As we continued to travel, we began to realize that we were playing a cat and mouse game with the smoke. Barely able to drive in it, we knew we had to get out of it as soon as possible. Driving at constant rate of sixty miles per hour, we were finally able to break through the smog about twenty five miles into our drive. It was a dangerous twenty five miles. Drivers coming into the smoke from the opposite direction on our small, unlit highway seemed confused as they began to enter the haze. Their driving was a bit erratic. Those in front of us and traveling away from the smoke were constantly stomping on their brake pedals, perhaps because, like us, there were weary of trusting their own eyes.

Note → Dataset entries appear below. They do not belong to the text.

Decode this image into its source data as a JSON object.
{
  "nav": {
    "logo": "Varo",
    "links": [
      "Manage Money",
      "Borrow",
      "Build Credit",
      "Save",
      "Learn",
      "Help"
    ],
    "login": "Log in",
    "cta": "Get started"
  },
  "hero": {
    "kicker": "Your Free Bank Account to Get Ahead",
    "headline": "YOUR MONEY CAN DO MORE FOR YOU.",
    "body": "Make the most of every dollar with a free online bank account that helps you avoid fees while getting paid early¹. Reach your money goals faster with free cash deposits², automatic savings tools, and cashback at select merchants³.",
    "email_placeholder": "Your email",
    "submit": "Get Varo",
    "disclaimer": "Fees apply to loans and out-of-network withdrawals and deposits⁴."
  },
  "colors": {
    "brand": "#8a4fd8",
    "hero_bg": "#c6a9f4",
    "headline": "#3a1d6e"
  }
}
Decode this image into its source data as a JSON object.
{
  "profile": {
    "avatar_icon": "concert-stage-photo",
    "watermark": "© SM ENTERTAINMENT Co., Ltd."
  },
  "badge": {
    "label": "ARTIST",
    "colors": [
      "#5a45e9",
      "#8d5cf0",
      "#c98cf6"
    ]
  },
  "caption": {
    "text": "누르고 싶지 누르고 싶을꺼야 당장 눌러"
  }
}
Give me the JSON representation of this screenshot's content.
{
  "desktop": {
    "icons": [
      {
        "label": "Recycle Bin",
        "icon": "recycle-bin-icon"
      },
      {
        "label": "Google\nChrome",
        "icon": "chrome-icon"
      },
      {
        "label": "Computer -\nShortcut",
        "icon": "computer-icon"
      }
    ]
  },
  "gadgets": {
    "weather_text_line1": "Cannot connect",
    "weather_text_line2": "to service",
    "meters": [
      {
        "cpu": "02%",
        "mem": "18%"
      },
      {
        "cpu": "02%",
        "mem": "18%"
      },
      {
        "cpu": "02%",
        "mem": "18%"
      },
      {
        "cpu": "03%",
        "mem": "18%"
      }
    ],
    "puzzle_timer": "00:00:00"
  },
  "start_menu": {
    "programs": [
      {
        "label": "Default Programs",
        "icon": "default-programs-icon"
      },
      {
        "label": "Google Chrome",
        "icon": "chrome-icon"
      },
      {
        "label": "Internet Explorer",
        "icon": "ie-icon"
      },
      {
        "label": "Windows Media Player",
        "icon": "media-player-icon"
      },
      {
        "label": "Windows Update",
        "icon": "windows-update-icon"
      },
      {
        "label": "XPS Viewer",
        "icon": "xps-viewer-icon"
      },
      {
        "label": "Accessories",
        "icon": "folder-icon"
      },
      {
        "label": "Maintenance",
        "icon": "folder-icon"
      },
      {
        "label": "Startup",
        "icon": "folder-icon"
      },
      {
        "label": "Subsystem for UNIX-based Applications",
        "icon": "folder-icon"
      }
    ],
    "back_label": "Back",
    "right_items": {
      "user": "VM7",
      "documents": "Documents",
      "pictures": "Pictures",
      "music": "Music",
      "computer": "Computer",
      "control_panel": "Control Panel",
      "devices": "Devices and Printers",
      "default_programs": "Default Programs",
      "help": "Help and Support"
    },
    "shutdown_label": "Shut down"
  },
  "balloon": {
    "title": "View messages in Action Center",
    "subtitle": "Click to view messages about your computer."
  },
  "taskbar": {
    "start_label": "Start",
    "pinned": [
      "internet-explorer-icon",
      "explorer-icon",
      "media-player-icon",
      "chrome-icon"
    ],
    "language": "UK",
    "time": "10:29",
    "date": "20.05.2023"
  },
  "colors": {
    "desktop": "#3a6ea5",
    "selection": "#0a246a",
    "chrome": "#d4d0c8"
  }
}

By this time, my husband and I both had headaches from just a few moments of breathing in this polluted air. My eyes were burning, my throat was itching, and the smoke and ash were only getting worse for those we had left behind. I cannot imagine what it must be like for these people to have to live in this on a daily basis, especially those who live even closer to the fires themselves. Thankfully, I had only a brief interlude with the masses of smoke that are engulfing the southernmost portion of my state, and I was very fortunate. However, a registered nurse from a prominent hospital about one hour north of the site that I visited states that she has had to fight the smoke in her hospital’s corridors during her night shifts. Again, she tells me that she and her neighbors have come to expect the nightly onset. All this at a distance of seventy miles north of the site that I have aforementioned. The distance that this damaging smoke can travel intact is astonishing. Considering that it kept me, a healthy woman in her twenties with only a slight case of Asthma, imprisoned in my own car, it is not difficult for one to imagine the hardships that this is placing on the elderly, the very young, and the ill. As I finish writing this article on May 30th, 2007, the haze is now surrounding my home all the way up in Central Alabama. It is believed that it will soon go as far north as Atlanta, and there is no word yet on when we will begin to see any relief.